The Scarlatti Restored Manuscript

Our rating 
3.0 out of 5 star rating 3.0

COMPOSERS: Domenico Scarlatti
ALBUM TITLE: The Scarlatti Restored Manuscript
WORKS: The Scarlatti Restored Manuscript: Sonatas K 148, 149, 154, 162, 164, 170-2, 174 & 176; Soler: Sonatas in C, B, D flat and E
PERFORMER: Andrea Bacchetti (piano)
CATALOGUE NO: 8765417242


Like Angela Hewitt, Andrea Bacchetti has carved something of a reputation for performing Bach on the piano, but whereas Hewitt’s Baroque ‘byways’ have headed to France for Couperin and Rameau, Bacchetti has returned to his Italian roots and now adds Domenico Scarlatti to sonata discs of Galuppi and Marcello. Not for him, however, an essay in cherry-picking some of the Neapolitan’s tastiest morsels. In collaboration with Mario Marcarini, Bacchetti has created new editions of Scarlatti’s works from manuscripts housed in Venice. (The booklet notes present thickets of catalogue numbers and codices impenetrable to all but the most dedicated librarian.)
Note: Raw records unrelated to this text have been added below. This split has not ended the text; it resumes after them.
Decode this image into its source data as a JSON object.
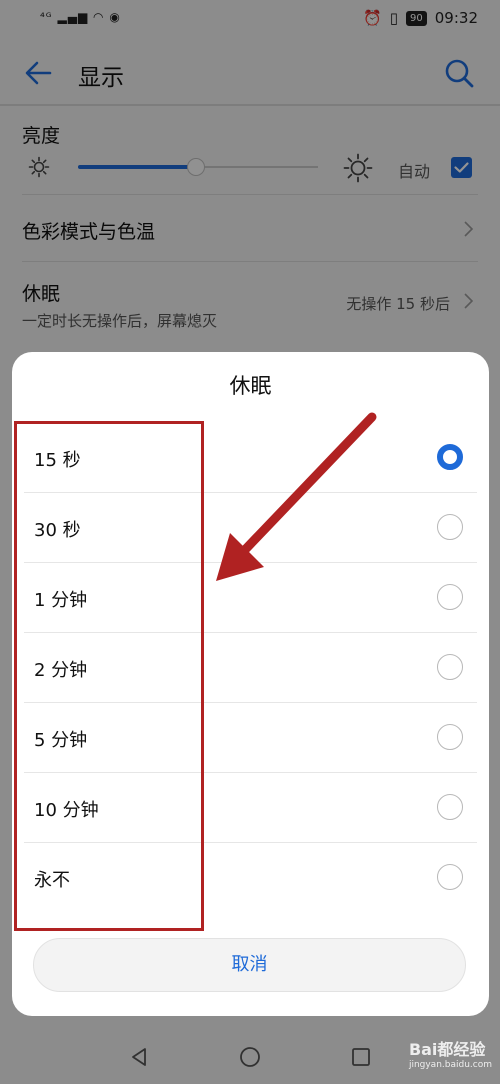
{
  "status_bar": {
    "signal_text": "⁴ᴳ",
    "battery": "90",
    "time": "09:32"
  },
  "app_bar": {
    "title": "显示"
  },
  "brightness": {
    "title": "亮度",
    "level": 0.49,
    "auto_label": "自动",
    "auto_checked": true
  },
  "settings": {
    "color_mode_title": "色彩模式与色温",
    "sleep_title": "休眠",
    "sleep_subtitle": "一定时长无操作后，屏幕熄灭",
    "sleep_value": "无操作 15 秒后"
  },
  "dialog": {
    "title": "休眠",
    "options": [
      {
        "label": "15 秒",
        "selected": true
      },
      {
        "label": "30 秒",
        "selected": false
      },
      {
        "label": "1 分钟",
        "selected": false
      },
      {
        "label": "2 分钟",
        "selected": false
      },
      {
        "label": "5 分钟",
        "selected": false
      },
      {
        "label": "10 分钟",
        "selected": false
      },
      {
        "label": "永不",
        "selected": false
      }
    ],
    "cancel_label": "取消"
  },
  "watermark": {
    "brand": "Bai都经验",
    "url": "jingyan.baidu.com"
  },
  "colors": {
    "accent": "#1e6ad8",
    "annotation": "#b02222"
  },
  "icons": {
    "back": "arrow-left-icon",
    "search": "search-icon",
    "brightness_low": "sun-small-icon",
    "brightness_high": "sun-large-icon",
    "chevron": "chevron-right-icon",
    "nav_back": "triangle-back-icon",
    "nav_home": "circle-home-icon",
    "nav_recent": "square-recent-icon"
  }
}
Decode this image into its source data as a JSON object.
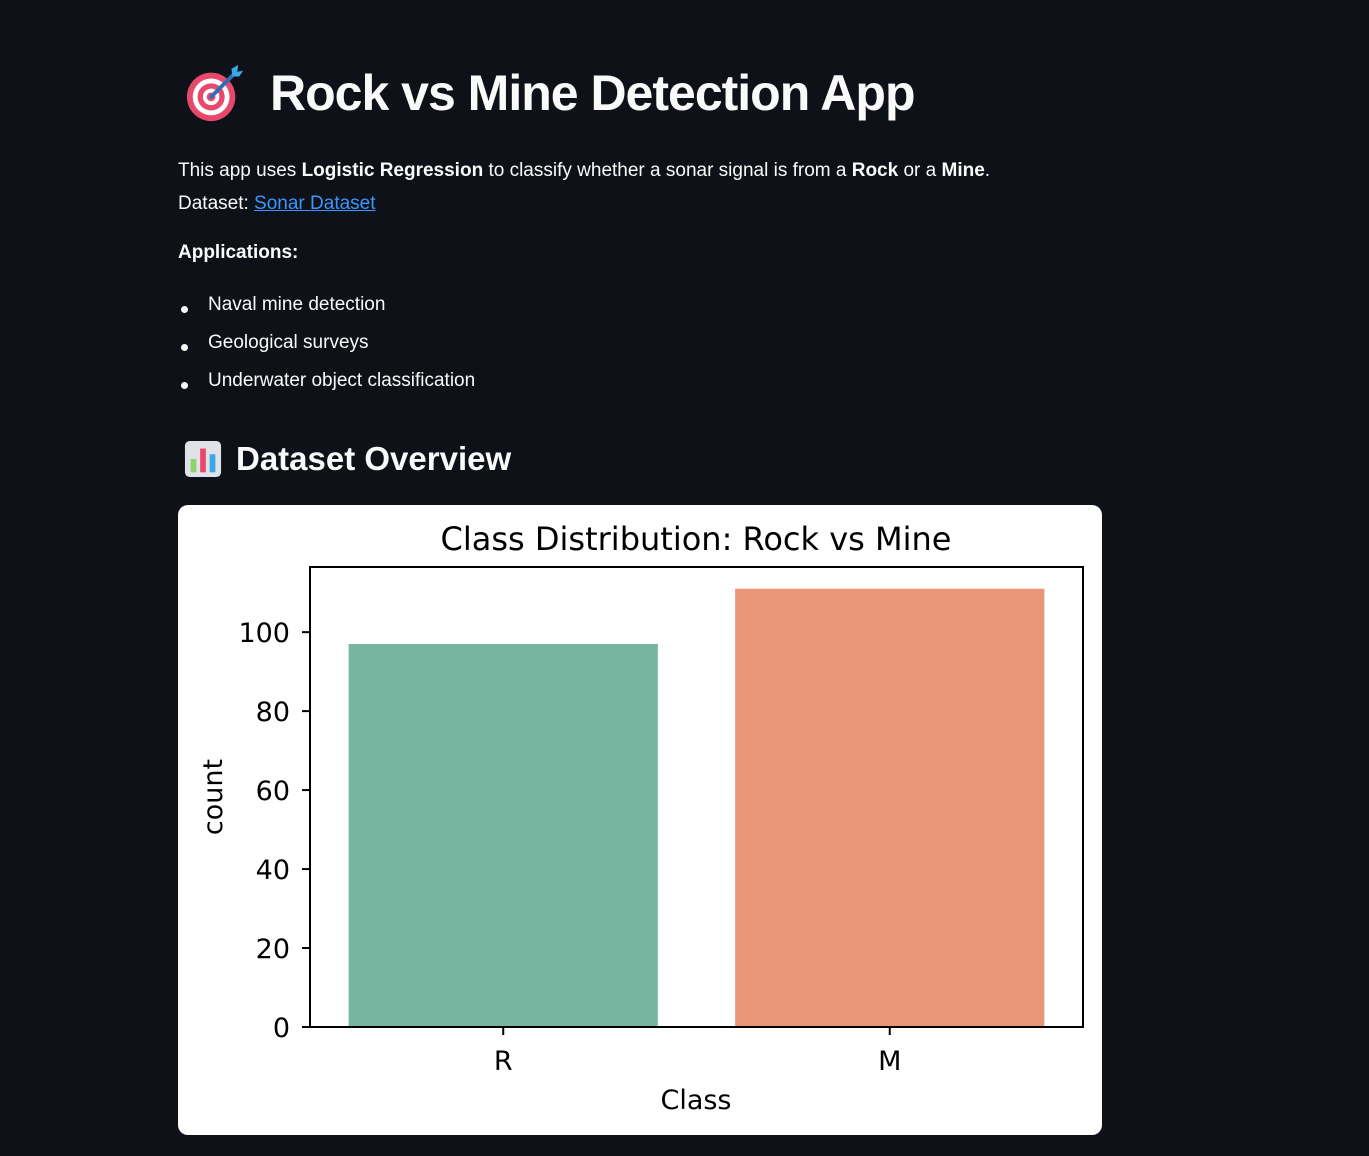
{
  "header": {
    "title": "Rock vs Mine Detection App",
    "icon": "target-dart-icon"
  },
  "intro": {
    "part1": "This app uses ",
    "model": "Logistic Regression",
    "part2": " to classify whether a sonar signal is from a ",
    "rock": "Rock",
    "part3": " or a ",
    "mine": "Mine",
    "part4": ".",
    "dataset_label": "Dataset: ",
    "dataset_link": "Sonar Dataset"
  },
  "applications": {
    "heading": "Applications:",
    "items": [
      "Naval mine detection",
      "Geological surveys",
      "Underwater object classification"
    ]
  },
  "overview": {
    "title": "Dataset Overview",
    "icon": "bar-chart-icon"
  },
  "chart_data": {
    "type": "bar",
    "title": "Class Distribution: Rock vs Mine",
    "xlabel": "Class",
    "ylabel": "count",
    "categories": [
      "R",
      "M"
    ],
    "values": [
      97,
      111
    ],
    "colors": [
      "#76b5a0",
      "#e99676"
    ],
    "ylim": [
      0,
      116.5
    ],
    "yticks": [
      0,
      20,
      40,
      60,
      80,
      100
    ],
    "grid": false
  }
}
If the ten selected Sonatas tend towards the elegant rather than Scarlatti’s more pungent Iberian manner, this probably suits Bacchetti’s temperament, since his pellucid tone and decidedly spacious tempos set a premium on an urbane, thoughtful, Italianate lyricism. Indeed lasting well over eight minutes – harpsichordist Scott Ross despatches it in half the time – the C minor Sonata K174 meanders leisurely like a day-dreaming gondolier taking the quieter canals home; and what sounds initially soporifically seductive becomes progressively more suffocating.

Bacchetti’s fastidiousness when over-indulged can swaddle the music in cotton wool; and while his articulation is ideally crisp and able to convey a punchy purposefulness, Scarlatti’s quicksilver jeux d’esprit is often (as in the G major Sonata K171) constrained within a forensic intellectual sobriety.

Four sonatas by Antonio Soler (designated ‘bonus tracks’ though they constitute nearly a quarter of the disc’s duration) confirm Bacchetti’s neatly-turned, haute couture poise. Bringing up the rear, an E major Sonata facilitates a conspicuously festive finale.


Paul Riley